- **DATA EXTRACT**:
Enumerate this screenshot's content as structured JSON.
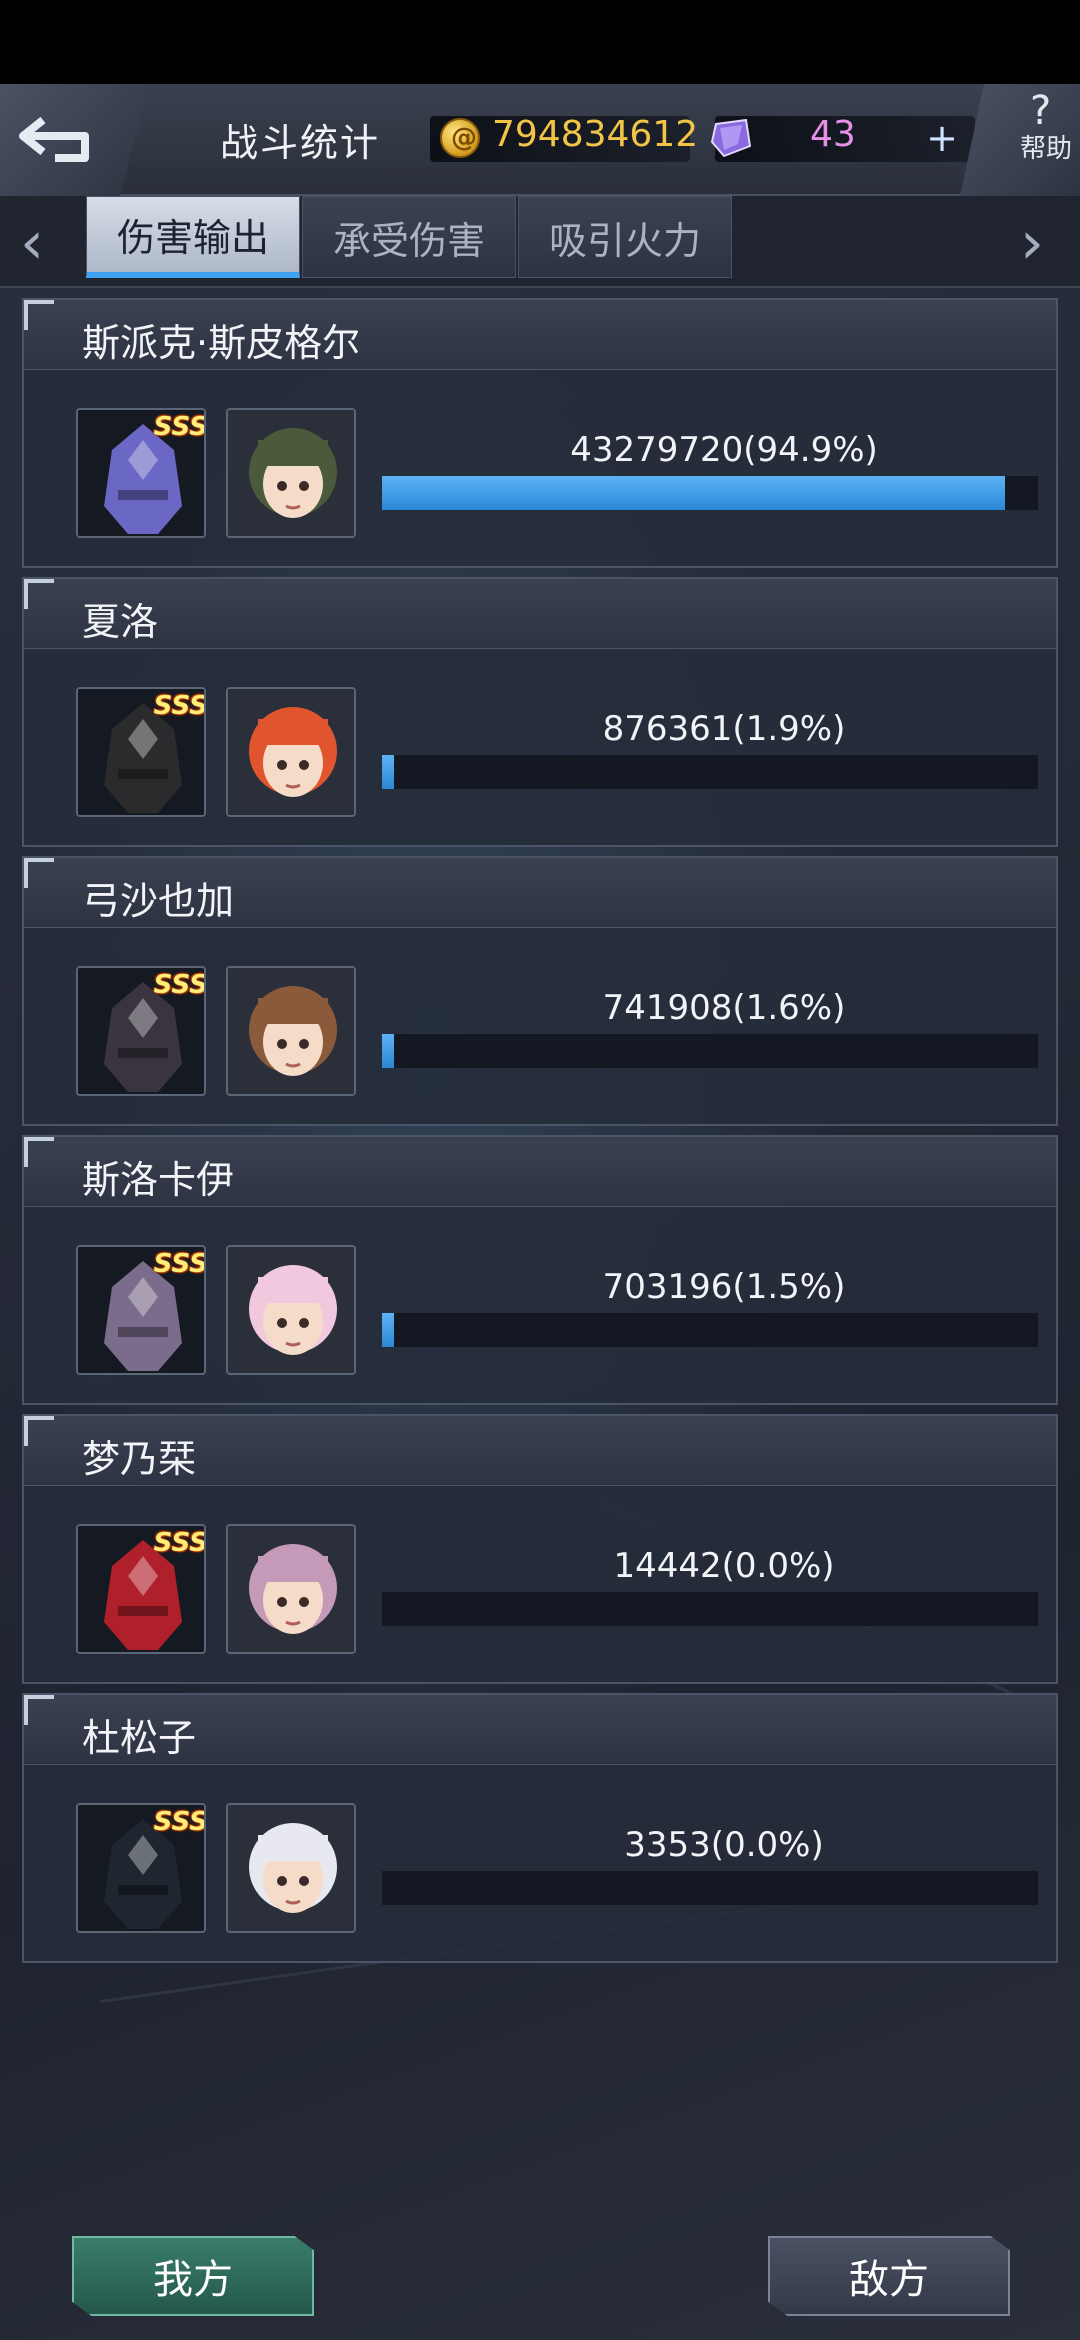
{
  "header": {
    "title": "战斗统计",
    "gold": "794834612",
    "gems": "43",
    "plus": "+",
    "help_label": "帮助",
    "help_symbol": "?"
  },
  "tabs": [
    {
      "label": "伤害输出",
      "active": true
    },
    {
      "label": "承受伤害",
      "active": false
    },
    {
      "label": "吸引火力",
      "active": false
    }
  ],
  "nav": {
    "left_arrow": "‹",
    "right_arrow": "›"
  },
  "chart_data": {
    "type": "bar",
    "title": "伤害输出",
    "categories": [
      "斯派克·斯皮格尔",
      "夏洛",
      "弓沙也加",
      "斯洛卡伊",
      "梦乃栞",
      "杜松子"
    ],
    "values": [
      43279720,
      876361,
      741908,
      703196,
      14442,
      3353
    ],
    "percent": [
      94.9,
      1.9,
      1.6,
      1.5,
      0.0,
      0.0
    ]
  },
  "pilots": [
    {
      "name": "斯派克·斯皮格尔",
      "damage_text": "43279720(94.9%)",
      "rank": "SSS",
      "mecha_color": "#6b67c4",
      "pilot_color": "#4b5a3a",
      "fraction": 0.949
    },
    {
      "name": "夏洛",
      "damage_text": "876361(1.9%)",
      "rank": "SSS",
      "mecha_color": "#2b2b2e",
      "pilot_color": "#e0552e",
      "fraction": 0.019
    },
    {
      "name": "弓沙也加",
      "damage_text": "741908(1.6%)",
      "rank": "SSS",
      "mecha_color": "#3a3340",
      "pilot_color": "#8a5a3a",
      "fraction": 0.016
    },
    {
      "name": "斯洛卡伊",
      "damage_text": "703196(1.5%)",
      "rank": "SSS",
      "mecha_color": "#7a6c8a",
      "pilot_color": "#f2c8df",
      "fraction": 0.015
    },
    {
      "name": "梦乃栞",
      "damage_text": "14442(0.0%)",
      "rank": "SSS",
      "mecha_color": "#b0202a",
      "pilot_color": "#c59ab8",
      "fraction": 0.0
    },
    {
      "name": "杜松子",
      "damage_text": "3353(0.0%)",
      "rank": "SSS",
      "mecha_color": "#1e2630",
      "pilot_color": "#e8e8f0",
      "fraction": 0.0
    }
  ],
  "bottom": {
    "mine_label": "我方",
    "enemy_label": "敌方"
  }
}
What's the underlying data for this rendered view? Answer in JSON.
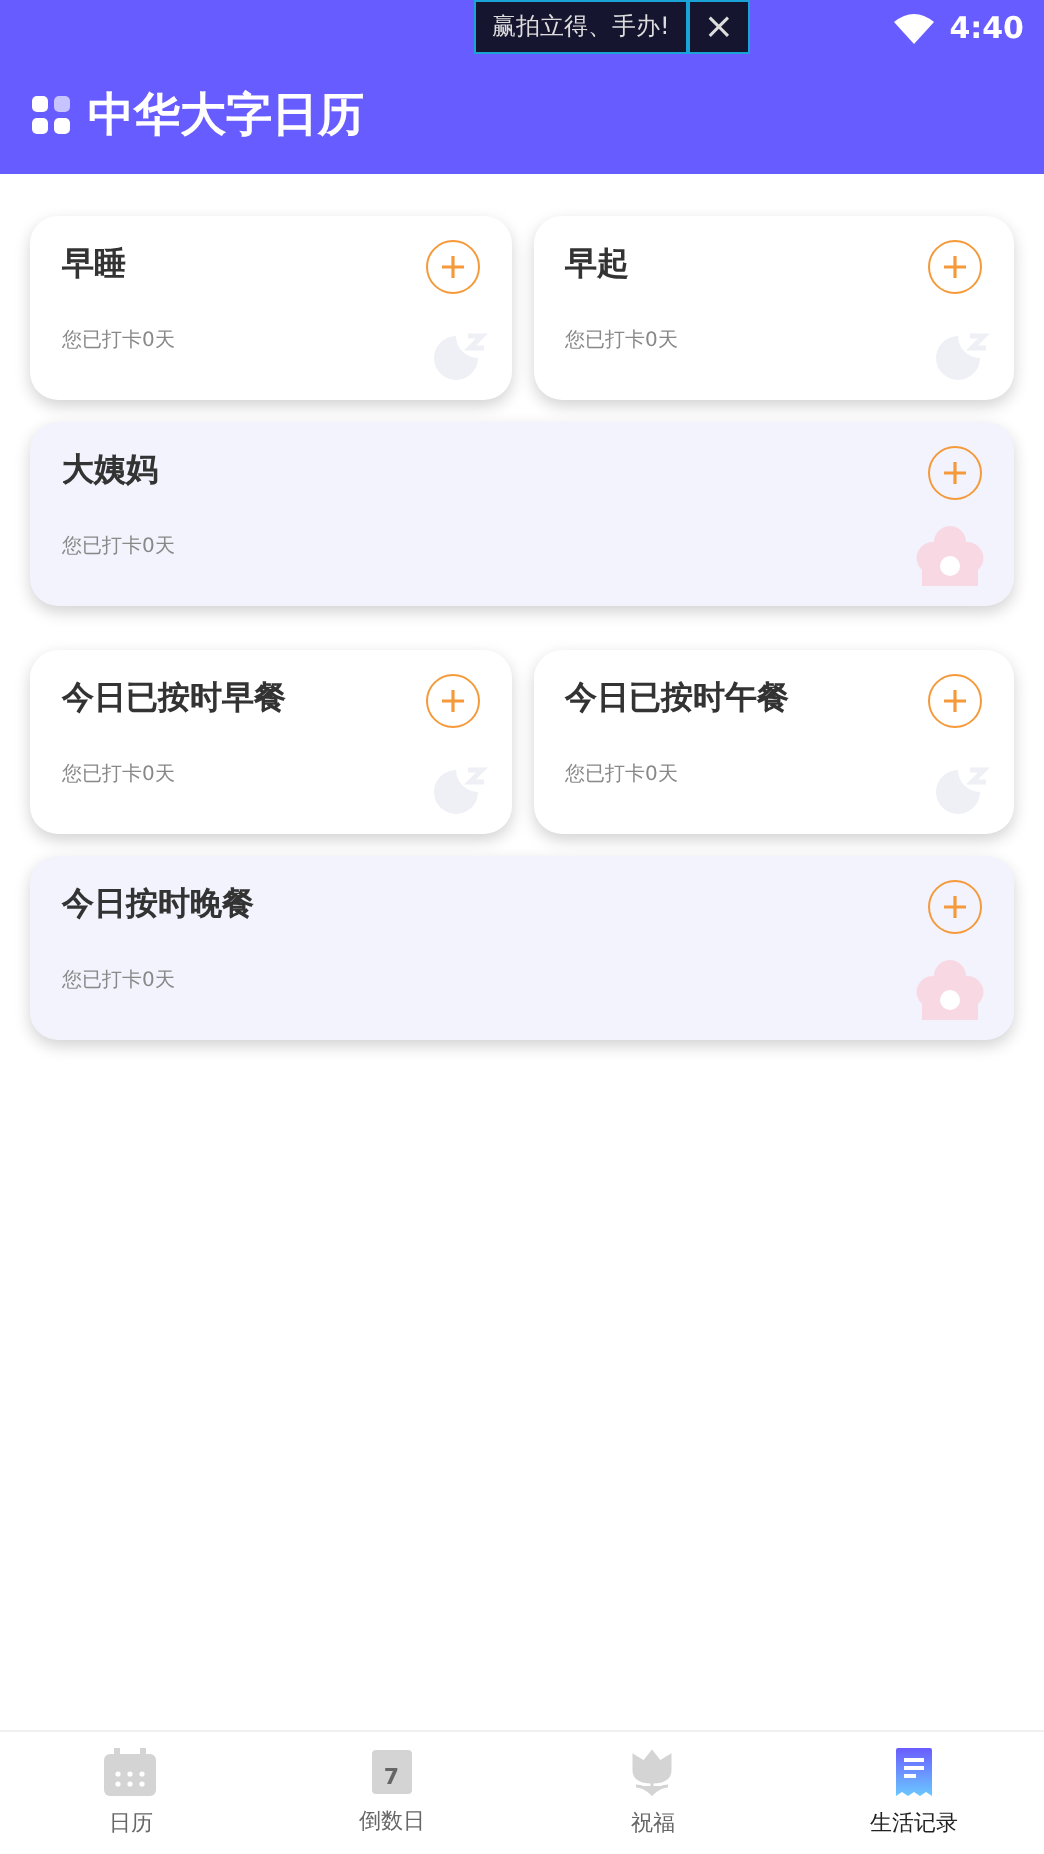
{
  "status_bar": {
    "ad_text": "赢拍立得、手办!",
    "close_glyph": "×",
    "time": "4:40"
  },
  "header": {
    "title": "中华大字日历"
  },
  "groups": [
    {
      "cards": [
        {
          "title": "早睡",
          "subtitle": "您已打卡0天",
          "kind": "sleep"
        },
        {
          "title": "早起",
          "subtitle": "您已打卡0天",
          "kind": "sleep"
        },
        {
          "title": "大姨妈",
          "subtitle": "您已打卡0天",
          "kind": "flower"
        }
      ]
    },
    {
      "cards": [
        {
          "title": "今日已按时早餐",
          "subtitle": "您已打卡0天",
          "kind": "sleep"
        },
        {
          "title": "今日已按时午餐",
          "subtitle": "您已打卡0天",
          "kind": "sleep"
        },
        {
          "title": "今日按时晚餐",
          "subtitle": "您已打卡0天",
          "kind": "flower"
        }
      ]
    }
  ],
  "tabs": [
    {
      "label": "日历",
      "selected": false
    },
    {
      "label": "倒数日",
      "icon_text": "7",
      "selected": false
    },
    {
      "label": "祝福",
      "selected": false
    },
    {
      "label": "生活记录",
      "selected": true
    }
  ]
}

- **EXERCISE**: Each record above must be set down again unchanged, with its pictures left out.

- **SOLUTION FOR THIS EXERCISE**:
Enumerate this screenshot's content as structured JSON.
{
  "header": {
    "title": "战斗统计",
    "gold": "794834612",
    "gems": "43",
    "plus": "+",
    "help_label": "帮助",
    "help_symbol": "?"
  },
  "tabs": [
    {
      "label": "伤害输出",
      "active": true
    },
    {
      "label": "承受伤害",
      "active": false
    },
    {
      "label": "吸引火力",
      "active": false
    }
  ],
  "nav": {
    "left_arrow": "‹",
    "right_arrow": "›"
  },
  "chart_data": {
    "type": "bar",
    "title": "伤害输出",
    "categories": [
      "斯派克·斯皮格尔",
      "夏洛",
      "弓沙也加",
      "斯洛卡伊",
      "梦乃栞",
      "杜松子"
    ],
    "values": [
      43279720,
      876361,
      741908,
      703196,
      14442,
      3353
    ],
    "percent": [
      94.9,
      1.9,
      1.6,
      1.5,
      0.0,
      0.0
    ]
  },
  "pilots": [
    {
      "name": "斯派克·斯皮格尔",
      "damage_text": "43279720(94.9%)",
      "rank": "SSS",
      "mecha_color": "#6b67c4",
      "pilot_color": "#4b5a3a",
      "fraction": 0.949
    },
    {
      "name": "夏洛",
      "damage_text": "876361(1.9%)",
      "rank": "SSS",
      "mecha_color": "#2b2b2e",
      "pilot_color": "#e0552e",
      "fraction": 0.019
    },
    {
      "name": "弓沙也加",
      "damage_text": "741908(1.6%)",
      "rank": "SSS",
      "mecha_color": "#3a3340",
      "pilot_color": "#8a5a3a",
      "fraction": 0.016
    },
    {
      "name": "斯洛卡伊",
      "damage_text": "703196(1.5%)",
      "rank": "SSS",
      "mecha_color": "#7a6c8a",
      "pilot_color": "#f2c8df",
      "fraction": 0.015
    },
    {
      "name": "梦乃栞",
      "damage_text": "14442(0.0%)",
      "rank": "SSS",
      "mecha_color": "#b0202a",
      "pilot_color": "#c59ab8",
      "fraction": 0.0
    },
    {
      "name": "杜松子",
      "damage_text": "3353(0.0%)",
      "rank": "SSS",
      "mecha_color": "#1e2630",
      "pilot_color": "#e8e8f0",
      "fraction": 0.0
    }
  ],
  "bottom": {
    "mine_label": "我方",
    "enemy_label": "敌方"
  }
}
What's the underlying data for this rendered view? Answer in JSON.
{
  "status_bar": {
    "ad_text": "赢拍立得、手办!",
    "close_glyph": "×",
    "time": "4:40"
  },
  "header": {
    "title": "中华大字日历"
  },
  "groups": [
    {
      "cards": [
        {
          "title": "早睡",
          "subtitle": "您已打卡0天",
          "kind": "sleep"
        },
        {
          "title": "早起",
          "subtitle": "您已打卡0天",
          "kind": "sleep"
        },
        {
          "title": "大姨妈",
          "subtitle": "您已打卡0天",
          "kind": "flower"
        }
      ]
    },
    {
      "cards": [
        {
          "title": "今日已按时早餐",
          "subtitle": "您已打卡0天",
          "kind": "sleep"
        },
        {
          "title": "今日已按时午餐",
          "subtitle": "您已打卡0天",
          "kind": "sleep"
        },
        {
          "title": "今日按时晚餐",
          "subtitle": "您已打卡0天",
          "kind": "flower"
        }
      ]
    }
  ],
  "tabs": [
    {
      "label": "日历",
      "selected": false
    },
    {
      "label": "倒数日",
      "icon_text": "7",
      "selected": false
    },
    {
      "label": "祝福",
      "selected": false
    },
    {
      "label": "生活记录",
      "selected": true
    }
  ]
}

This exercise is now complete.